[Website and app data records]
------------------------------------------------------------

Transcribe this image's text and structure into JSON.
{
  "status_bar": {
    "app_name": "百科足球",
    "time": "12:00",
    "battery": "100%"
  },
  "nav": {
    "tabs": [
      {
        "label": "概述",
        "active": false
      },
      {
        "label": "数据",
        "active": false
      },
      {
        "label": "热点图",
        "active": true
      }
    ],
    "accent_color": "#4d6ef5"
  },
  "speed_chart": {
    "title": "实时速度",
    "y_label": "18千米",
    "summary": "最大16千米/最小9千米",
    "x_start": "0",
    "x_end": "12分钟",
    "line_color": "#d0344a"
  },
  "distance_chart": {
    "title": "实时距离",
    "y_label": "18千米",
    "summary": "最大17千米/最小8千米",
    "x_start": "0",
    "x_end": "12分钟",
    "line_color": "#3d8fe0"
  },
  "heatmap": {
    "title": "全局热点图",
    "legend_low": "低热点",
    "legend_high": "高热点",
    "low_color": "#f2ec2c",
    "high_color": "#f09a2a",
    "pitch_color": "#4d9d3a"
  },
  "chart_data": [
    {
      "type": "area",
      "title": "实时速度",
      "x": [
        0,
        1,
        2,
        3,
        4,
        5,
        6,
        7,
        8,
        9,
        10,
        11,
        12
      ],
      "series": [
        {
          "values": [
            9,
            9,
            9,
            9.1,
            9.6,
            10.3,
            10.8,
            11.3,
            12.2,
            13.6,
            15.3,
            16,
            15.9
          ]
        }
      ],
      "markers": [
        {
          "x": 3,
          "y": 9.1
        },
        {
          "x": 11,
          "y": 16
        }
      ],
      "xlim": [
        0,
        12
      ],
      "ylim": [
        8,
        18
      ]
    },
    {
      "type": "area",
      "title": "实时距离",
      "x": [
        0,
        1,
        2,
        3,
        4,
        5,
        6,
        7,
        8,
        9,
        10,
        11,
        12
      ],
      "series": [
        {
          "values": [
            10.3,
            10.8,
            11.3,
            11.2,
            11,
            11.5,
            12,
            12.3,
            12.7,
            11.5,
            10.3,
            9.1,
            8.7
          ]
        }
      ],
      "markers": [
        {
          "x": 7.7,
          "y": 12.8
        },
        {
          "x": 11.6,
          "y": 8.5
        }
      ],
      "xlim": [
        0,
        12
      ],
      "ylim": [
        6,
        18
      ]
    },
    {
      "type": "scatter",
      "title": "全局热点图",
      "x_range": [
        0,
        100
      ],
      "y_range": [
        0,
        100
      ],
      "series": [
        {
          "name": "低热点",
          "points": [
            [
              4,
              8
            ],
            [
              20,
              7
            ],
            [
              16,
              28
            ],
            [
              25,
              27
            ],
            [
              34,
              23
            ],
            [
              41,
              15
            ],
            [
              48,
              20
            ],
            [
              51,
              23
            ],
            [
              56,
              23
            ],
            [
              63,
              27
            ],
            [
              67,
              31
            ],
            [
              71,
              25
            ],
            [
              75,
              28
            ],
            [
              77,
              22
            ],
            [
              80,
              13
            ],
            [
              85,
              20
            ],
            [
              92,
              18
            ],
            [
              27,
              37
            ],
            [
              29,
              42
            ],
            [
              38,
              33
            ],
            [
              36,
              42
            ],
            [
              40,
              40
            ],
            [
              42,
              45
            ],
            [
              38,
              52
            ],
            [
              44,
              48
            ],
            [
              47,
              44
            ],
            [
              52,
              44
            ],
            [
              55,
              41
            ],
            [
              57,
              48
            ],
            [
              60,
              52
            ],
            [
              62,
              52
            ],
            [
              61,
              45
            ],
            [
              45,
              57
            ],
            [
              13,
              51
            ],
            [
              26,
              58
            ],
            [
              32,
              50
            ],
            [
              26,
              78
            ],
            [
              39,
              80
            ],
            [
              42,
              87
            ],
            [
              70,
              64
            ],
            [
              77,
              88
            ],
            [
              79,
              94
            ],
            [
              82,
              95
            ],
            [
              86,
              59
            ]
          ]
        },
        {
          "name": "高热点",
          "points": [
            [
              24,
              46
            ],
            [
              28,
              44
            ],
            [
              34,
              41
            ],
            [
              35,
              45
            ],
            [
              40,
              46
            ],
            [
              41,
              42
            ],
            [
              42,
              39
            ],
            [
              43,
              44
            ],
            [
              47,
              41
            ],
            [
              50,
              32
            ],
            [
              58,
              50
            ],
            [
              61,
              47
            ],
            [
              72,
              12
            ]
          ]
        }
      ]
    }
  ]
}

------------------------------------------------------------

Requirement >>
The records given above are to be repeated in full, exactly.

Task answer >>
Transcribe this image's text and structure into JSON.
{
  "status_bar": {
    "app_name": "百科足球",
    "time": "12:00",
    "battery": "100%"
  },
  "nav": {
    "tabs": [
      {
        "label": "概述",
        "active": false
      },
      {
        "label": "数据",
        "active": false
      },
      {
        "label": "热点图",
        "active": true
      }
    ],
    "accent_color": "#4d6ef5"
  },
  "speed_chart": {
    "title": "实时速度",
    "y_label": "18千米",
    "summary": "最大16千米/最小9千米",
    "x_start": "0",
    "x_end": "12分钟",
    "line_color": "#d0344a"
  },
  "distance_chart": {
    "title": "实时距离",
    "y_label": "18千米",
    "summary": "最大17千米/最小8千米",
    "x_start": "0",
    "x_end": "12分钟",
    "line_color": "#3d8fe0"
  },
  "heatmap": {
    "title": "全局热点图",
    "legend_low": "低热点",
    "legend_high": "高热点",
    "low_color": "#f2ec2c",
    "high_color": "#f09a2a",
    "pitch_color": "#4d9d3a"
  },
  "chart_data": [
    {
      "type": "area",
      "title": "实时速度",
      "x": [
        0,
        1,
        2,
        3,
        4,
        5,
        6,
        7,
        8,
        9,
        10,
        11,
        12
      ],
      "series": [
        {
          "values": [
            9,
            9,
            9,
            9.1,
            9.6,
            10.3,
            10.8,
            11.3,
            12.2,
            13.6,
            15.3,
            16,
            15.9
          ]
        }
      ],
      "markers": [
        {
          "x": 3,
          "y": 9.1
        },
        {
          "x": 11,
          "y": 16
        }
      ],
      "xlim": [
        0,
        12
      ],
      "ylim": [
        8,
        18
      ]
    },
    {
      "type": "area",
      "title": "实时距离",
      "x": [
        0,
        1,
        2,
        3,
        4,
        5,
        6,
        7,
        8,
        9,
        10,
        11,
        12
      ],
      "series": [
        {
          "values": [
            10.3,
            10.8,
            11.3,
            11.2,
            11,
            11.5,
            12,
            12.3,
            12.7,
            11.5,
            10.3,
            9.1,
            8.7
          ]
        }
      ],
      "markers": [
        {
          "x": 7.7,
          "y": 12.8
        },
        {
          "x": 11.6,
          "y": 8.5
        }
      ],
      "xlim": [
        0,
        12
      ],
      "ylim": [
        6,
        18
      ]
    },
    {
      "type": "scatter",
      "title": "全局热点图",
      "x_range": [
        0,
        100
      ],
      "y_range": [
        0,
        100
      ],
      "series": [
        {
          "name": "低热点",
          "points": [
            [
              4,
              8
            ],
            [
              20,
              7
            ],
            [
              16,
              28
            ],
            [
              25,
              27
            ],
            [
              34,
              23
            ],
            [
              41,
              15
            ],
            [
              48,
              20
            ],
            [
              51,
              23
            ],
            [
              56,
              23
            ],
            [
              63,
              27
            ],
            [
              67,
              31
            ],
            [
              71,
              25
            ],
            [
              75,
              28
            ],
            [
              77,
              22
            ],
            [
              80,
              13
            ],
            [
              85,
              20
            ],
            [
              92,
              18
            ],
            [
              27,
              37
            ],
            [
              29,
              42
            ],
            [
              38,
              33
            ],
            [
              36,
              42
            ],
            [
              40,
              40
            ],
            [
              42,
              45
            ],
            [
              38,
              52
            ],
            [
              44,
              48
            ],
            [
              47,
              44
            ],
            [
              52,
              44
            ],
            [
              55,
              41
            ],
            [
              57,
              48
            ],
            [
              60,
              52
            ],
            [
              62,
              52
            ],
            [
              61,
              45
            ],
            [
              45,
              57
            ],
            [
              13,
              51
            ],
            [
              26,
              58
            ],
            [
              32,
              50
            ],
            [
              26,
              78
            ],
            [
              39,
              80
            ],
            [
              42,
              87
            ],
            [
              70,
              64
            ],
            [
              77,
              88
            ],
            [
              79,
              94
            ],
            [
              82,
              95
            ],
            [
              86,
              59
            ]
          ]
        },
        {
          "name": "高热点",
          "points": [
            [
              24,
              46
            ],
            [
              28,
              44
            ],
            [
              34,
              41
            ],
            [
              35,
              45
            ],
            [
              40,
              46
            ],
            [
              41,
              42
            ],
            [
              42,
              39
            ],
            [
              43,
              44
            ],
            [
              47,
              41
            ],
            [
              50,
              32
            ],
            [
              58,
              50
            ],
            [
              61,
              47
            ],
            [
              72,
              12
            ]
          ]
        }
      ]
    }
  ]
}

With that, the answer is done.